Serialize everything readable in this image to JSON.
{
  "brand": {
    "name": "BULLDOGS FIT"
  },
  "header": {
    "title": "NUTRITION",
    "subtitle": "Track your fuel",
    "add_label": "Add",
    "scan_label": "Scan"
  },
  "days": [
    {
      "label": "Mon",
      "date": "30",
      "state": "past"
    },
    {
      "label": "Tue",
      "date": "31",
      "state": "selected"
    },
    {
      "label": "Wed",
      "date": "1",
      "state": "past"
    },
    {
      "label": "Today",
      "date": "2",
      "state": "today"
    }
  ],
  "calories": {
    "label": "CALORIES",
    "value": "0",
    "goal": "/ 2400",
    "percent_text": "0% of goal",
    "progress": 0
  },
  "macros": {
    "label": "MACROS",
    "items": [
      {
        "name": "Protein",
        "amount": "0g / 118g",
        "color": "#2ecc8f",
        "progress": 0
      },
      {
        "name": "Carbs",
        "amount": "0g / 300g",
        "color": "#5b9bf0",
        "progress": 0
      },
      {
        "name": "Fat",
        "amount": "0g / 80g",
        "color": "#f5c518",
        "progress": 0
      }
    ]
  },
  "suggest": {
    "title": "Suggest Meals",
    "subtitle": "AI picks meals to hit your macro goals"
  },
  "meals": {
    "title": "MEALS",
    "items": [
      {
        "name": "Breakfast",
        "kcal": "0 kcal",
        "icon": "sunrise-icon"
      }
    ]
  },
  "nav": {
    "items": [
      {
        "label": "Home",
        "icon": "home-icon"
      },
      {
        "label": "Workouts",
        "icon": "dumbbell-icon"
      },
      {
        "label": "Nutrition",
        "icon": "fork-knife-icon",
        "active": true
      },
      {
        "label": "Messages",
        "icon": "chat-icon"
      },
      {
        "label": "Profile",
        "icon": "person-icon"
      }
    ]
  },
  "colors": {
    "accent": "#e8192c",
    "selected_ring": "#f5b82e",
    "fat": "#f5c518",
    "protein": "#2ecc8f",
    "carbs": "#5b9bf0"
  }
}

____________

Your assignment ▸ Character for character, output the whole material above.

Response to this exercise ▸
Serialize everything readable in this image to JSON.
{
  "brand": {
    "name": "BULLDOGS FIT"
  },
  "header": {
    "title": "NUTRITION",
    "subtitle": "Track your fuel",
    "add_label": "Add",
    "scan_label": "Scan"
  },
  "days": [
    {
      "label": "Mon",
      "date": "30",
      "state": "past"
    },
    {
      "label": "Tue",
      "date": "31",
      "state": "selected"
    },
    {
      "label": "Wed",
      "date": "1",
      "state": "past"
    },
    {
      "label": "Today",
      "date": "2",
      "state": "today"
    }
  ],
  "calories": {
    "label": "CALORIES",
    "value": "0",
    "goal": "/ 2400",
    "percent_text": "0% of goal",
    "progress": 0
  },
  "macros": {
    "label": "MACROS",
    "items": [
      {
        "name": "Protein",
        "amount": "0g / 118g",
        "color": "#2ecc8f",
        "progress": 0
      },
      {
        "name": "Carbs",
        "amount": "0g / 300g",
        "color": "#5b9bf0",
        "progress": 0
      },
      {
        "name": "Fat",
        "amount": "0g / 80g",
        "color": "#f5c518",
        "progress": 0
      }
    ]
  },
  "suggest": {
    "title": "Suggest Meals",
    "subtitle": "AI picks meals to hit your macro goals"
  },
  "meals": {
    "title": "MEALS",
    "items": [
      {
        "name": "Breakfast",
        "kcal": "0 kcal",
        "icon": "sunrise-icon"
      }
    ]
  },
  "nav": {
    "items": [
      {
        "label": "Home",
        "icon": "home-icon"
      },
      {
        "label": "Workouts",
        "icon": "dumbbell-icon"
      },
      {
        "label": "Nutrition",
        "icon": "fork-knife-icon",
        "active": true
      },
      {
        "label": "Messages",
        "icon": "chat-icon"
      },
      {
        "label": "Profile",
        "icon": "person-icon"
      }
    ]
  },
  "colors": {
    "accent": "#e8192c",
    "selected_ring": "#f5b82e",
    "fat": "#f5c518",
    "protein": "#2ecc8f",
    "carbs": "#5b9bf0"
  }
}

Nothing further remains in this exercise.